When Cathay Williams enlisted in the army, women were not allowed to serve as soldiers. Therefore, Williams posed as a man, and joined the Thirty-Eighth Infantry. As a result, she became the first and the only known female Buffalo Soldier.
Cathay Williams was born into slavery in Independence, Missouri in 1842. She worked as a house slave for William Johnson, a wealthy planter in Jefferson City, Missouri. She worked for him until his death. About the same time, the Civil War broke out and she was freed by Union soldiers. From thereafter, she worked for the Army as a paid servant. While serving the soldiers, she experienced military life first hand. She served Colonel Benton while he was in Little Rock, Arkansas. She also served General Sheridan and his staff, and was later recruited to Washington to serve as a cook and laundress for them. While traveling with them, she witnessed the Shenandoah Valley raids in Virginia. After leaving Virginia, she traveled to Iowa and then went on to St. Louis. Throughout her time working for the Army, she also had the opportunity to travel to New Orleans, Savannah, and Macon. After the war, Williams wanted to be financially independent so she joined the army. In November 1866, she enlisted as William Cathay in the Thirty-Eighth United States Infantry, Company A. She was able to do so because a medical examination was not required. Only her cousin and a friend were aware of her real identity. Company A arrived at Fort Cummings in New Mexico on October 1, 1867. At the fort, Williams and her company protected miners and traveling immigrants from Apache Indian attack. While serving in Company A, there was insubordination among some of the troops, but Williams was not involved in the incidents.

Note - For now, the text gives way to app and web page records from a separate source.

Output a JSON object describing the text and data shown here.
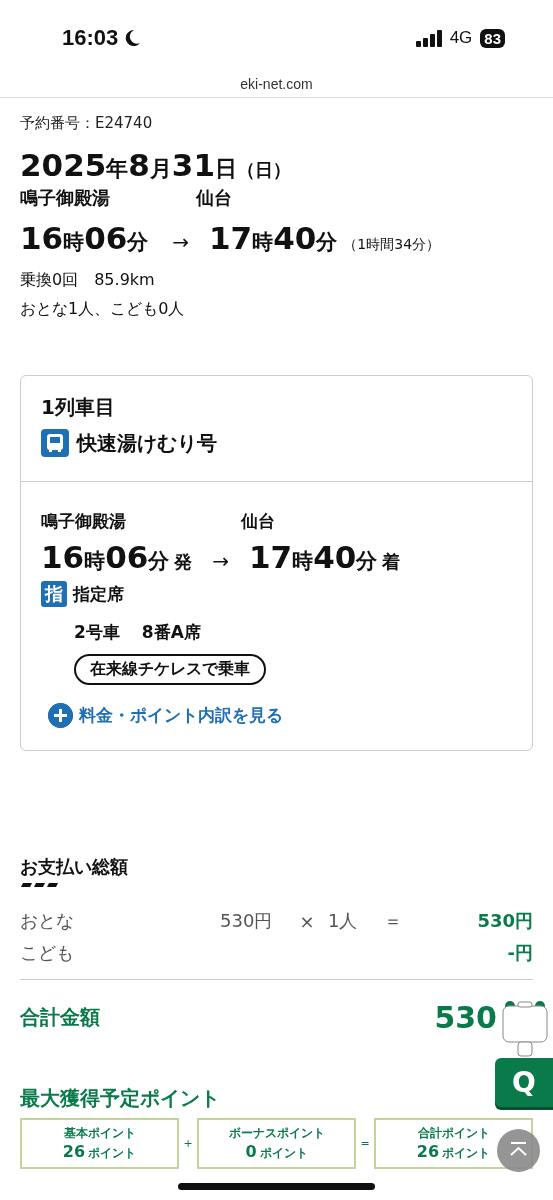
{
  "status_bar": {
    "time": "16:03",
    "network": "4G",
    "battery": "83"
  },
  "url": "eki-net.com",
  "summary": {
    "reservation": "予約番号：E24740",
    "date": "2025年8月31日",
    "weekday": "（日）",
    "from": "鳴子御殿湯",
    "to": "仙台",
    "depart": "16時06分",
    "arrow": "→",
    "arrive": "17時40分",
    "duration": "（1時間34分）",
    "transfers": "乗換0回　85.9km",
    "passengers": "おとな1人、こども0人"
  },
  "train": {
    "title": "1列車目",
    "name": "快速湯けむり号",
    "from": "鳴子御殿湯",
    "to": "仙台",
    "depart": "16時06分",
    "depart_suffix": "発",
    "arrow": "→",
    "arrive": "17時40分",
    "arrive_suffix": "着",
    "seat_badge": "指",
    "seat_type": "指定席",
    "car": "2号車",
    "seat": "8番A席",
    "ticketless": "在来線チケレスで乗車",
    "details_link": "料金・ポイント内訳を見る"
  },
  "payment": {
    "title": "お支払い総額",
    "rows": [
      {
        "label": "おとな",
        "unit_price": "530円",
        "times": "×",
        "count": "1人",
        "equals": "＝",
        "amount": "530円"
      },
      {
        "label": "こども",
        "amount": "-円"
      }
    ],
    "total_label": "合計金額",
    "total": "530"
  },
  "points": {
    "title": "最大獲得予定ポイント",
    "boxes": [
      {
        "label": "基本ポイント",
        "value": "26",
        "unit": "ポイント"
      },
      {
        "label": "ボーナスポイント",
        "value": "0",
        "unit": "ポイント"
      },
      {
        "label": "合計ポイント",
        "value": "26",
        "unit": "ポイント"
      }
    ],
    "operators": [
      "+",
      "="
    ]
  },
  "help_button": "Q"
}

In 1868, Williams grew tired of military life so she feigned illness. She was examined by the post surgeon who then discovered that she was a woman. She was discharged October 14, 1868.